According to a report in The Guardian, the Chinese superhit film Return to Dust, which depicts the challenges of life in the country’s rural areas, has disappeared from the nation’s theatres and internet. The film, which made more than 100 million yuan (about $14 million) at the box office and had its world premiere in February at the 2022 Berlin International Film Festival to rapturous acclaim, has since been removed from all streaming providers. Furthermore, it is currently illegal to talk about this movie on social media.
According to the Guardian article, viewers of “Return to Dust” commended it for its affecting and genuine portrayal of rural China. For the same reason, it has also come under fire from nationalistic voices who claim it unfairly portrays China.
The research says that China’s censorship of entertainment, which is often very sensitive, is mostly unclear and that it is often hard to tell if a removal was ordered by the government or if it was a choice made by a business.
The South China Morning Post claims “On September 26, the movie was pulled from theatres and abruptly removed from all streaming services in the nation. However, discussing the movie on social media is not forbidden. The lives of a poor couple in a remote town in Gansu province in the northwest of the country are used as a lens through which to evaluate the effects of the nation’s economic progress and fast urbanisation. ”

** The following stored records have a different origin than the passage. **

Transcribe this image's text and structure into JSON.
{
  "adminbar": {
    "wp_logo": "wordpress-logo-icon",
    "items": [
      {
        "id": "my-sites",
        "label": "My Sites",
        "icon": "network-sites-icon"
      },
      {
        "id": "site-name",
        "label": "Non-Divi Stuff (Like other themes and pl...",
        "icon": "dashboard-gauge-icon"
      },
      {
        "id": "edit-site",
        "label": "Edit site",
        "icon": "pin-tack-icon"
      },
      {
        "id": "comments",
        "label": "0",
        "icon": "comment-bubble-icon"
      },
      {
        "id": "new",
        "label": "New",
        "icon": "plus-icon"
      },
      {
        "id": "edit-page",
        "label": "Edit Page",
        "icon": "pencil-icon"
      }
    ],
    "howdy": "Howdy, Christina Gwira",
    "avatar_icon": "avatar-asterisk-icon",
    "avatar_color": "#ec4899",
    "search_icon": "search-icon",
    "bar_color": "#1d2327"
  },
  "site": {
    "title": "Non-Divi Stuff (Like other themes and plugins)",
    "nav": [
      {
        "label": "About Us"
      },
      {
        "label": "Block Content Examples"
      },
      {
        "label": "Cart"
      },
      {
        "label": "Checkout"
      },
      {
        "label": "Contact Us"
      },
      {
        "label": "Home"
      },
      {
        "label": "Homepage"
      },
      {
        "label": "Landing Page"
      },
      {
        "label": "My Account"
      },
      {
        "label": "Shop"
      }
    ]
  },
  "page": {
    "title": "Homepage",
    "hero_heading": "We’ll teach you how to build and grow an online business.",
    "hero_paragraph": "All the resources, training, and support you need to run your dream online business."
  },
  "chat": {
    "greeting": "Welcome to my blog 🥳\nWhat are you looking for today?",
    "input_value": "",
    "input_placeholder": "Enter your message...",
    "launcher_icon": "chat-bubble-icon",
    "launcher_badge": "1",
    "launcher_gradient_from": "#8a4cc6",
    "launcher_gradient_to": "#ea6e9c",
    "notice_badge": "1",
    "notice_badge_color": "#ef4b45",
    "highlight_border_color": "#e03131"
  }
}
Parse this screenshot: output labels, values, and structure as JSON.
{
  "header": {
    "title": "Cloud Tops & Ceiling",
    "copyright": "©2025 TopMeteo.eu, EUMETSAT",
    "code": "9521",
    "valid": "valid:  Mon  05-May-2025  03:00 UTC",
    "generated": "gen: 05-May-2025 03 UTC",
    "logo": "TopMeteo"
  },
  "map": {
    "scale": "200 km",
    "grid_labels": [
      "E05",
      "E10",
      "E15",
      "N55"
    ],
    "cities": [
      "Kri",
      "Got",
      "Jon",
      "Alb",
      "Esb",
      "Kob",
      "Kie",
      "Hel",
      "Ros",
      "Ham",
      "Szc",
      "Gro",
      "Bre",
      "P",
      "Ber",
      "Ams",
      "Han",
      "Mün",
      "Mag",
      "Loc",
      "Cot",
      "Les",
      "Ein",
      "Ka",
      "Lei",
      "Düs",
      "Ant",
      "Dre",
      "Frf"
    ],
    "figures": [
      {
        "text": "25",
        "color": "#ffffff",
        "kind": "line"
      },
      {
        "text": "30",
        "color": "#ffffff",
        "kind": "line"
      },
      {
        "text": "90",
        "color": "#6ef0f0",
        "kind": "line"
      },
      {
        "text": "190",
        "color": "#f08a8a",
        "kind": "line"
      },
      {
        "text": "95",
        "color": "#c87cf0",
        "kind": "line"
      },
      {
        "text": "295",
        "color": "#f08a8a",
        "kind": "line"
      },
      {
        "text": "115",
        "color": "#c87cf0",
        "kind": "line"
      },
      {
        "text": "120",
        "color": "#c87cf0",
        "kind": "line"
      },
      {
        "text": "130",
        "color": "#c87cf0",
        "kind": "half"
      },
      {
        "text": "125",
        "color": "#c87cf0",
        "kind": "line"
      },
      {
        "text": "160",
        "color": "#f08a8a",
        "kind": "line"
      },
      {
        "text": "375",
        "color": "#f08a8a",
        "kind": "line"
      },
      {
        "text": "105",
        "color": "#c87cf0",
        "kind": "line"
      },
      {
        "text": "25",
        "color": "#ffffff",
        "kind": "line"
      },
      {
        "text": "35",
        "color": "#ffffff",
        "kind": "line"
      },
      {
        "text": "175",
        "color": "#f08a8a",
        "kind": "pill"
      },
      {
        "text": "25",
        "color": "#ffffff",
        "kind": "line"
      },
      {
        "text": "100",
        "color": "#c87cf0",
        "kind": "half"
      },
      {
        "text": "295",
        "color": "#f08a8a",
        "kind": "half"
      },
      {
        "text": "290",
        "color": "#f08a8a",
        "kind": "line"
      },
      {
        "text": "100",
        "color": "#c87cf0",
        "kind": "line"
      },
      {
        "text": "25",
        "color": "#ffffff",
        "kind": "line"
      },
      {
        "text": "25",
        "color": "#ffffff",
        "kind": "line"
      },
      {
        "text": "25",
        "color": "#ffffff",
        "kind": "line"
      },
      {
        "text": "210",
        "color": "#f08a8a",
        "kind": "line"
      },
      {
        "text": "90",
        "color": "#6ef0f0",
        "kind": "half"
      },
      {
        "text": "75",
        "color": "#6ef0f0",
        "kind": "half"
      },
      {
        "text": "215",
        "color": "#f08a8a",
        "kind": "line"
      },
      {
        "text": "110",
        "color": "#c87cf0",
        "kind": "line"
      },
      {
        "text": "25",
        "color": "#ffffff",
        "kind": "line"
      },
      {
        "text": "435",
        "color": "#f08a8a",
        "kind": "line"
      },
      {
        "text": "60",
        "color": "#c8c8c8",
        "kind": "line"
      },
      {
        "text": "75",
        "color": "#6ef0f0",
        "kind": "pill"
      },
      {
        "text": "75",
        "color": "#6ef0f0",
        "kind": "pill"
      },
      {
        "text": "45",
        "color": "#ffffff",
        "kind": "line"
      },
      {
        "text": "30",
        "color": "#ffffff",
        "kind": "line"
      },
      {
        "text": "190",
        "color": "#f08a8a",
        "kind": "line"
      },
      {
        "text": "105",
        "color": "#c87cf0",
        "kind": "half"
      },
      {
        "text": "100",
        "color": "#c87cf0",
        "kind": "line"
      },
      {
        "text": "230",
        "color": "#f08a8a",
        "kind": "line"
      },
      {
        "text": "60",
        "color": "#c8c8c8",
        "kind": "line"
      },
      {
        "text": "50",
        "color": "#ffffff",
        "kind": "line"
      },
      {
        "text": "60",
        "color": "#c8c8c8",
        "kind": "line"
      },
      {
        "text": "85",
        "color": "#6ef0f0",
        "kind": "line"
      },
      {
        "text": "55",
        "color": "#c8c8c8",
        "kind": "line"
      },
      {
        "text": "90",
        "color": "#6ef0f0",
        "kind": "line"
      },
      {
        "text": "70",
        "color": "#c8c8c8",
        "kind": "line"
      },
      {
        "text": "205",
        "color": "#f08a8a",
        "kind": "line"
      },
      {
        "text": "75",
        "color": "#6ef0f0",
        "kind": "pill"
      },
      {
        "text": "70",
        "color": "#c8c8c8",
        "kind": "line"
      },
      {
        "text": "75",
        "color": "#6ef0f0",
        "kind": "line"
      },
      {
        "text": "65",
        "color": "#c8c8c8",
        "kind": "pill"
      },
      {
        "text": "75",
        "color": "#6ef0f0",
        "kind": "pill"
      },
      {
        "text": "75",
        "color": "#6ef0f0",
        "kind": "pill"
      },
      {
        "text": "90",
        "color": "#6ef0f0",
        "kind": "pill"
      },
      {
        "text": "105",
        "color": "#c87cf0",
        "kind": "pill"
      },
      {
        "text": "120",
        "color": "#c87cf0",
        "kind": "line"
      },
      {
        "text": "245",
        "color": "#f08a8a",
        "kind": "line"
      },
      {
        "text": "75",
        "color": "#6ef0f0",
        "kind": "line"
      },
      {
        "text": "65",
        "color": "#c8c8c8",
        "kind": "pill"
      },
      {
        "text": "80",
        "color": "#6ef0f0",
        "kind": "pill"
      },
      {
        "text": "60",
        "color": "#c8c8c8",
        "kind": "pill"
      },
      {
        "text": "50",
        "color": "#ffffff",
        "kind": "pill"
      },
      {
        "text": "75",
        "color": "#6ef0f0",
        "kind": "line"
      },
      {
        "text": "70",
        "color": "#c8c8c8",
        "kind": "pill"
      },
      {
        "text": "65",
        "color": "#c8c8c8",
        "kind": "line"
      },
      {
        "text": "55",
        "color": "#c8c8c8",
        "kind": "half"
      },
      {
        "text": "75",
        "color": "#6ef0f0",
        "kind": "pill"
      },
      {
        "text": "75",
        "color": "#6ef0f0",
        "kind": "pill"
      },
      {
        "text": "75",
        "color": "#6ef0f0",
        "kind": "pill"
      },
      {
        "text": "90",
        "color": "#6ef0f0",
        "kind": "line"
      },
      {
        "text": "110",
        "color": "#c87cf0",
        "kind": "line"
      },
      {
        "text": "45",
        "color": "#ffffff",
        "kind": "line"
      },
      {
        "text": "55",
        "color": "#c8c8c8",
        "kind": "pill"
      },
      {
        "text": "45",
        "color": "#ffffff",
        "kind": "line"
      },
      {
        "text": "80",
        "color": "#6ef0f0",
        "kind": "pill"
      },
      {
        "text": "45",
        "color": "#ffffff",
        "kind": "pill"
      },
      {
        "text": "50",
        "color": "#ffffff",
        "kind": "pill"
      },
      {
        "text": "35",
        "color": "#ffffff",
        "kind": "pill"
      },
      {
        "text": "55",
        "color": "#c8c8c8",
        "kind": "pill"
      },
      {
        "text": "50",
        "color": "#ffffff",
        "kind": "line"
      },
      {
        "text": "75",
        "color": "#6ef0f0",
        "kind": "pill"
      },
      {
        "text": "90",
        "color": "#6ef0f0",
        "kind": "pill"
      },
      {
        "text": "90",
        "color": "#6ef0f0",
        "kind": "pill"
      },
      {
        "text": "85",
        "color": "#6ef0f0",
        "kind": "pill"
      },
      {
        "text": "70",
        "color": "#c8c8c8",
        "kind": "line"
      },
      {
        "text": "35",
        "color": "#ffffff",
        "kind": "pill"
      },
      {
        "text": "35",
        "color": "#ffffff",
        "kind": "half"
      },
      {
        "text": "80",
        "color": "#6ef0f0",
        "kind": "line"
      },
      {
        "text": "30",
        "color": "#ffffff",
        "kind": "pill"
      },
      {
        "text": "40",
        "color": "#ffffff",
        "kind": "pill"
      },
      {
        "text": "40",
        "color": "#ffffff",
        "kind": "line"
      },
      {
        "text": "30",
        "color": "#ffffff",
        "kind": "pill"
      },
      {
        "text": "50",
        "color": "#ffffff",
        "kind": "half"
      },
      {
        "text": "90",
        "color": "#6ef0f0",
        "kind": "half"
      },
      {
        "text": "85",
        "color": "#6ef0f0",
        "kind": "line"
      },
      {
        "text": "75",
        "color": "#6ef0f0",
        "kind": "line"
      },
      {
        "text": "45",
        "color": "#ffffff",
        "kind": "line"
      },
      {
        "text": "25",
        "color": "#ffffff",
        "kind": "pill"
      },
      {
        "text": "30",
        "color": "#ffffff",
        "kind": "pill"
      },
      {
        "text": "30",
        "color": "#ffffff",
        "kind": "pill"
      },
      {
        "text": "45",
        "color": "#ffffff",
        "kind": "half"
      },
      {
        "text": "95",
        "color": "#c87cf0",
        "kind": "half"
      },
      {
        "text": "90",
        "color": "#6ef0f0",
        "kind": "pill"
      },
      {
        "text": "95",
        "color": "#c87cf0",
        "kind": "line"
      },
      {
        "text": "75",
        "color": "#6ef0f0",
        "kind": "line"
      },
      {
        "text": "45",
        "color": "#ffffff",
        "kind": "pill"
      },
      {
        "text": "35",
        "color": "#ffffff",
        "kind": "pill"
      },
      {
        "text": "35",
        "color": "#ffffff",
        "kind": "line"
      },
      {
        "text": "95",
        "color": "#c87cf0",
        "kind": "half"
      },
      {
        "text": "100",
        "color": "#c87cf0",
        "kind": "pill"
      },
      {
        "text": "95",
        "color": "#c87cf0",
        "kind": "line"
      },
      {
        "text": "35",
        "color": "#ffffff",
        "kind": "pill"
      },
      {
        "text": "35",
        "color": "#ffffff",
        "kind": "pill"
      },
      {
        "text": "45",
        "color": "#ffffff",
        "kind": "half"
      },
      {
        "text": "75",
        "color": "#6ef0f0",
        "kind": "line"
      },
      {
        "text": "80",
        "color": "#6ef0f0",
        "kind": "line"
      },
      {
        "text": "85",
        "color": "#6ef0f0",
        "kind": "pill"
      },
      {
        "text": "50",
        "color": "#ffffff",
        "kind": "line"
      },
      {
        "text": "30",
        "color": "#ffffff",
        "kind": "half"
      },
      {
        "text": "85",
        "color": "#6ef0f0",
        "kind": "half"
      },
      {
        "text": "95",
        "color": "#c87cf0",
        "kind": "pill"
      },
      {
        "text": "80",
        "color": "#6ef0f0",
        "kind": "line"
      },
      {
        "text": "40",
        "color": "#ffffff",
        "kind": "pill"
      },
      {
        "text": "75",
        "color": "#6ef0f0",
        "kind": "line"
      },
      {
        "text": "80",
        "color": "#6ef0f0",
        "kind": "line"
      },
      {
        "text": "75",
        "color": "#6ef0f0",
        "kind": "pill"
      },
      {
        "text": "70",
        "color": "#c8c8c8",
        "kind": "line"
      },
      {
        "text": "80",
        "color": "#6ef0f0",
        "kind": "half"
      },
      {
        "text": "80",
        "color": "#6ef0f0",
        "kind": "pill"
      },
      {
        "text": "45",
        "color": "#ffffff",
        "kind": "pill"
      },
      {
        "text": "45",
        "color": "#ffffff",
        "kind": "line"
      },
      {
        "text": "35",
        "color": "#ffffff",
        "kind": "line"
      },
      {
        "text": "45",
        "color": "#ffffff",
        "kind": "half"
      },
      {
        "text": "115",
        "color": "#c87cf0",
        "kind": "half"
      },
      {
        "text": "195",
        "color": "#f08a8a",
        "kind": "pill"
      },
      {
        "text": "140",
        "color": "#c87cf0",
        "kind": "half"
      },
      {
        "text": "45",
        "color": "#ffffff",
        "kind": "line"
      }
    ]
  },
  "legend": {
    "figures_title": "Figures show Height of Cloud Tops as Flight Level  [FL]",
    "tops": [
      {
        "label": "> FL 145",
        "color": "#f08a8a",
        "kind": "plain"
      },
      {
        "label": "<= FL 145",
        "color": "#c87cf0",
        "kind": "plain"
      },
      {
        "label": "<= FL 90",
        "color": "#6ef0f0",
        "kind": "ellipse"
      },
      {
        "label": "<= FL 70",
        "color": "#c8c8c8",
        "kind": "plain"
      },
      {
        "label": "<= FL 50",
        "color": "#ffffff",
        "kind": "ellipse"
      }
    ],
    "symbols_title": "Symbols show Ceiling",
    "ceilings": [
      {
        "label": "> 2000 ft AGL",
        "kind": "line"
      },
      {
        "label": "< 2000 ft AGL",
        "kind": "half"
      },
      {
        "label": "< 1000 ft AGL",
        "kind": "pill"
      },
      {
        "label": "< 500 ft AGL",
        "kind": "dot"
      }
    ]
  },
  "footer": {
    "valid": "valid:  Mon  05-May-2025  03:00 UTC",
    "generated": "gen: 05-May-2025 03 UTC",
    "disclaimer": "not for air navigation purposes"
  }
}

Ma Youtie and Cao Guiying are two newlyweds in an arranged marriage in rural China who discover love and loyalty to each other on the periphery of modern society. Their fictional story is told in the film. While the antagonist of the movie, a guy who wants to evict Youtie and Guiying from their house, drives a fancy car, while Youtie and Guiying struggle in their poverty and work the land with a donkey.